How To Incorporate Health Care Within Your Retirement Savings Plan

When most people think about retirement, they think of all the free time they’ll suddenly have for fun and frolic. However, retirement comes with responsibilities as well. For example, if you want to enjoy a long and stable retirement you’ll need to make sure you can stay healthy during your golden years. Don’t assume that calisthenics and a low-sodium diet will be enough to cut it — the truth is that any responsible retirement savings plan should include some provisions for  healthcare.

American Healthcare in Retirement by the  Numbers

The truth is that healthcare could wind up being one of your most significant expenses by the time you hit retirement age. Before we go any further, let’s take a look at some statistics that bear this  out:

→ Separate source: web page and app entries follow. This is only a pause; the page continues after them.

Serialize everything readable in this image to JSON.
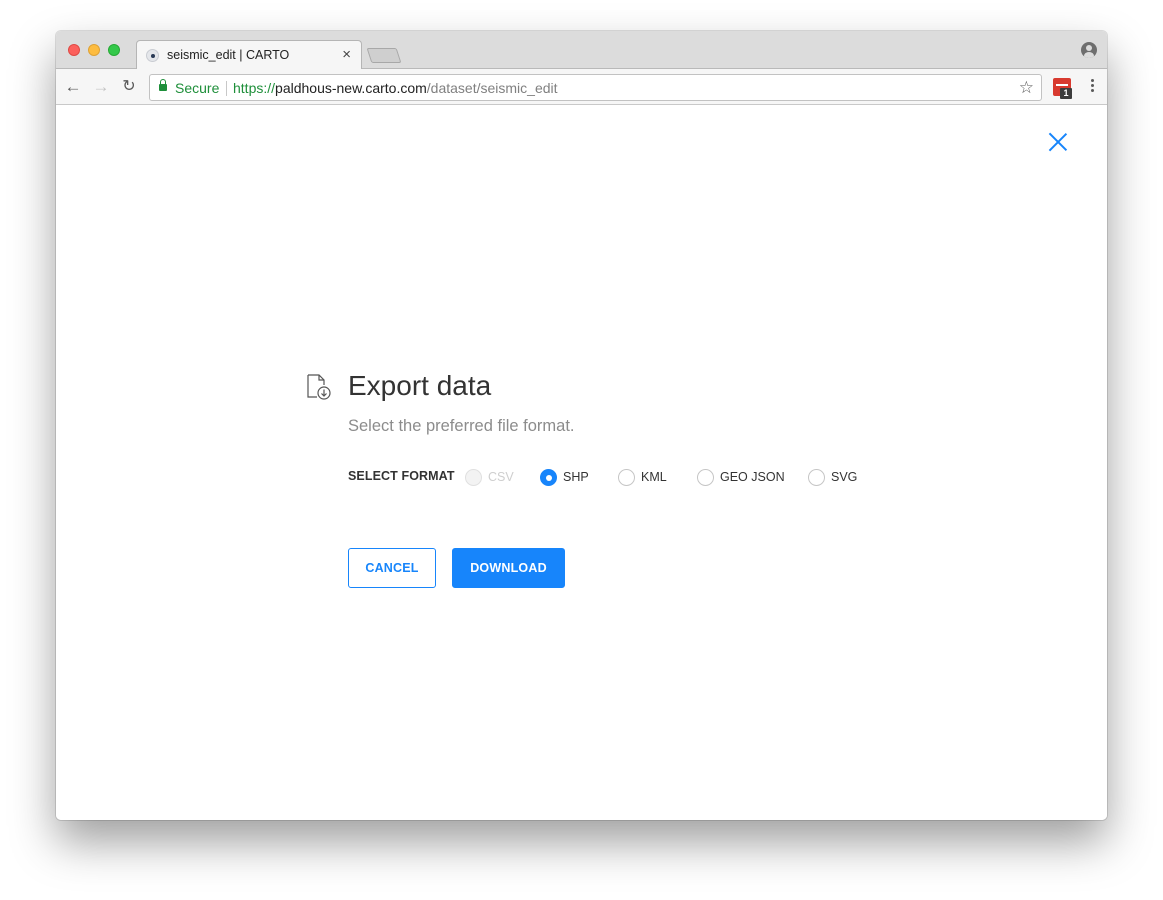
{
  "browser": {
    "tab": {
      "title": "seismic_edit | CARTO",
      "close_glyph": "×"
    },
    "toolbar": {
      "back_glyph": "←",
      "forward_glyph": "→",
      "reload_glyph": "↻",
      "secure_label": "Secure",
      "url_scheme": "https://",
      "url_host": "paldhous-new.carto.com",
      "url_path": "/dataset/seismic_edit",
      "star_glyph": "☆",
      "extension_badge": "1"
    }
  },
  "dialog": {
    "title": "Export data",
    "subtitle": "Select the preferred file format.",
    "format_label": "SELECT FORMAT",
    "formats": [
      {
        "label": "CSV",
        "checked": false,
        "disabled": true
      },
      {
        "label": "SHP",
        "checked": true,
        "disabled": false
      },
      {
        "label": "KML",
        "checked": false,
        "disabled": false
      },
      {
        "label": "GEO JSON",
        "checked": false,
        "disabled": false
      },
      {
        "label": "SVG",
        "checked": false,
        "disabled": false
      }
    ],
    "cancel_label": "CANCEL",
    "download_label": "DOWNLOAD"
  },
  "colors": {
    "accent": "#1785fb",
    "secure_green": "#1e8f3a"
  }
}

  • Three out of every four Americans over the age of 65 have multiple chronic conditions
  • It’s estimated that a 65-year-old couple retiring in 2018 will need $275,000 in today’s dollars to cover the medical expenses they’re likely to face in retirement.
  • Nearly 70% of American adults have less than $1000 in savings.

That’s pretty scary when you think about it. If most Americans can’t even put a few thousand dollars in the bank during their prime earning years, how are they supposed to come up with hundreds of thousands of dollars to cover their healthcare in retirement? Plus, what about all those other retirement expenses people save for — you know, the fun ones? How can you make sure you have enough money to take care of yourself without sacrificing all the things you were planning to do when you get  older?

Don’t Rely On  Medicare

Many people assume that because they’ll qualify for Medicare by the time they retire, they won’t have to worry about their healthcare expenses much. However, Medicare is only likely to cover a small portion of the expenses you’ll face in retirement. Medicare’s hospital insurance doesn’t cover things like doctor’s visits or prescriptions, and the portion of Medicare that works more like regular health insurance still has coverage gaps — including dental and vision care, dentures, hearing aids and  more.

Take Charge of Your  Finances

The silver lining in all this is that you can start improving your retirement prospects now — as long as you’re careful about your financial planning. Start by improving your credit rating, then look for stable long-term investments you can make to grow your money over time. Consider the following tips and  tricks:

  1. If your credit rating is poor, look for easy loans you can take out — like car title loans. These loans are secured by a portion of the equity you own in your vehicle, so they don’t require good credit for approval. Making regular payments and fulfilling the other requirements of these loans can be an easy way to improve your credit rating, which can qualify you for better borrowing opportunities in the future and give you more available capital to invest.
  2. Use your available credit to pursue stable, long-term investments such as real estate. Since most properties increase in value over time, this can be a viable way to grow your wealth on the way to retirement.
  3. Look into private long-term care insurance, which is designed to cover one of the most significant gaps in coverage. This can prevent you from having to pay for any potential long term care you need out of pocket.

Planning for the healthcare expenses you’re likely to face in retirement can sound difficult, but it’s much easier when you have a strategy to follow. Use the tips provided above to make smart decisions that will benefit you well into the future, so that you can enjoy your retirement with sound body and  mind.

All opinions expressed on USDR are those of the author and not necessarily those of US Daily Review.